Categories of Special Interest
In Use As
1830 - 1850
Detached three-bay two-storey over basement sandstone ashlar house, built c. 1845, with Doric portico, and four-bay two-storey over basement side elevations. Now in use as a bishop's palace. Two-storey flat-roofed ancillary structures attached to north side elevation, c. 1960. Hipped slate roof with central valley. Four symmetrical granite chimneystacks with octagonal clay pots. Rendered sprocketed eaves. Profiled cast-iron rainwater goods. Sandstone ashlar faced front and side elevation, and coursed sandstone ashlar rear elevation. Square-headed window openings with sandstone lintels or voussoirs, patent rendered reveals and sills at basement level, sandstone reveals and sills to upper floors with replacement three-over-three and six-over-six timber sash windows. Two Wyatt windows to rear elevation with two-over-two sidelights flanking six-over-six inner sash with timber mullion divisions. Sandstone portico on stepped concrete podium, comprising paired Doric stop fluted columns and piers, with responding pilasters flanking doorcase. Timber doorcase comprising leaded coloured glass sidelights with over panelled timber bases, raised and fielded panelled timber door and tripartite leaded coloured glass overlight. Long tarmacadamed drive through meadow with many mature trees. Quadrant ashlar limestone walls terminating with square-plan limestone ashlar piers with a pair of pedestrian wrought-iron gates flanking matching wrought-iron vehicular gates hanging from inner limestone ashlar piers. Entrance gates adjoin rubble limestone boundary wall.

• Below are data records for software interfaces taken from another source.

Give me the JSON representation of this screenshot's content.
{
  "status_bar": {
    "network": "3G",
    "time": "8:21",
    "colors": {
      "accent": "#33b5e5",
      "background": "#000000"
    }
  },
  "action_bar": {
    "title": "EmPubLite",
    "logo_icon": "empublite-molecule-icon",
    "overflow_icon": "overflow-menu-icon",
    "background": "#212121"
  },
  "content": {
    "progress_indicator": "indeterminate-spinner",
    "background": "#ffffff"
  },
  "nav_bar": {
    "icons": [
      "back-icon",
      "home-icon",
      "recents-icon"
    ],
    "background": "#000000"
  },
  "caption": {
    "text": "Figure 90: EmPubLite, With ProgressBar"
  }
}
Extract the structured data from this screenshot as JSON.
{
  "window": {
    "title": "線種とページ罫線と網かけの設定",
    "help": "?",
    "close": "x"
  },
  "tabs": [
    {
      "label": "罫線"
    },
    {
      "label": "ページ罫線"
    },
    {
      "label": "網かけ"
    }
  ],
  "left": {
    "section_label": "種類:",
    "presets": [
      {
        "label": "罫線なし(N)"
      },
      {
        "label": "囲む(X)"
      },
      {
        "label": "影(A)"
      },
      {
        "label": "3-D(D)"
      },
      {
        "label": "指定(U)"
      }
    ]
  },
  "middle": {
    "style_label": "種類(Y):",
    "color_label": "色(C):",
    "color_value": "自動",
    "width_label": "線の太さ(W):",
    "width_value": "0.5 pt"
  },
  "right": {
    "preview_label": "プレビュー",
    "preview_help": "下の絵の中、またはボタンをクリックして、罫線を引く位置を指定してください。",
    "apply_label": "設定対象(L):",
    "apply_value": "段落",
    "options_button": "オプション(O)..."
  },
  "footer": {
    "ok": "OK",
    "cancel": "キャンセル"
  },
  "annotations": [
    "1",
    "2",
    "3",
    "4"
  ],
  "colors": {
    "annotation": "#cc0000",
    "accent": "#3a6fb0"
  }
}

A solid well composed detached house with a symmetrically placed entrance portico. Unusually built of sandstone, this building appears to have been extensively renovated during the twentieth century. It was formerly known as Westfield as identified on the 1872 edition of the Ordnance Survey of Limerick City. With its large landscaped site and long avenue this house forms one among many important examples of Limerick's architectural heritage in the environs of North Circular Road. Existing site diminished from original extent, with curving boundary wall separating terrace of houses facing Ennis Road, on footprint of original walled garden.